- These rubrics, learning objectives, etc. are not perfect. We are constantly adjusting and refining them to ensure that students gain the necessary skills and knowledge to be informed citizens and capable of success in senior science. Given the pace at which science is advancing, however, I would argue that evolving assessment and learning is the way to go...
- You will notice that our focus in science is not on students learning about. Instead, there is a much greater focus on students learning to. This is in part as a result of the science capabilities that make some attempt at reconciling the perceived gap between skills and knowledge in the curriculum.
- The work of developing learning objectives and progressions is just as important, if not more so, than having a completed rubric. This is a difficult, sticky and usually confronting process. However, this process is a fundamental building block of shifting assessment away from historical modes of end of topic tests. It requires us learning to use the curriculum rather than achievement standards to dictate what and how we teach our students. It requires us to really ask 'what is science?', if it is not a unit on atoms and another on electricity.

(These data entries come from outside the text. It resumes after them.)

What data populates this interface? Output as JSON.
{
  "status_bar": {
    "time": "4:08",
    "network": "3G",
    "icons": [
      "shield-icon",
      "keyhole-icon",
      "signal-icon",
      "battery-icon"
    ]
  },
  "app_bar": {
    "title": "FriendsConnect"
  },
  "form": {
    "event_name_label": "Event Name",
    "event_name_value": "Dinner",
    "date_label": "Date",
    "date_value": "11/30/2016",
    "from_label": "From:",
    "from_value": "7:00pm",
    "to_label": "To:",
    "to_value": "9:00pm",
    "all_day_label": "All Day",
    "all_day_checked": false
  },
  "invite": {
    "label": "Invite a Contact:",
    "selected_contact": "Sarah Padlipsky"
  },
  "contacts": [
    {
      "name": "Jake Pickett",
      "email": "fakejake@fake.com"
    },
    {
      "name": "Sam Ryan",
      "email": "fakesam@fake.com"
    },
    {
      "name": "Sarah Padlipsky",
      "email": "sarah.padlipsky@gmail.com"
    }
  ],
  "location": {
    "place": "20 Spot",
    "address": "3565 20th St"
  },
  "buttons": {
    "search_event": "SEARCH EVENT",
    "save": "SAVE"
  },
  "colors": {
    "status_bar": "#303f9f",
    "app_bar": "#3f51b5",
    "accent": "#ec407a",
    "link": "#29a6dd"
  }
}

- Many secondary school teachers know that there is never enough time and that we are in a constant race to 'cover all the content'. The only way of getting out of this content rat race is to let things go. If you just try to fit in more 'stuff', you end up doing more things, but worse. Instead, we are trying to do less, better. We have chosen the science capabilities because we believe they offer both access to the niche-specific knowledge of senior science, as well as providing life worthy, relevant learning for all students living in our modern world of exponential technology. Many science teachers might be alarmed that our school does not provide the stock standard introduction to the periodic table unit, and not all students will have learnt about parallel and series circuits. However, all our students will have had to explore and analyse a socio-scientific issue, and designed and prototyped an action accordingly. All students will have to use scientific evidence in some way, and be able to distinguish between what makes something scientific or not.
- The students in our class come from culturally and socially diverse backgrounds. They learn new skills from MOOCs and YouTube, and communicate using augmented reality (think IG filters!). The science capabilities offer enough flexibility that we can design courses around student interest while maintaining the integrity of science as a discipline.
- We have been using this system/process for about four years now. In 2020, our plan is to extend our rubrics to include senior science courses.
Any questions? Comment below!
PS: If you are planning on redoing your science progressions, I highly recommend first reading the following: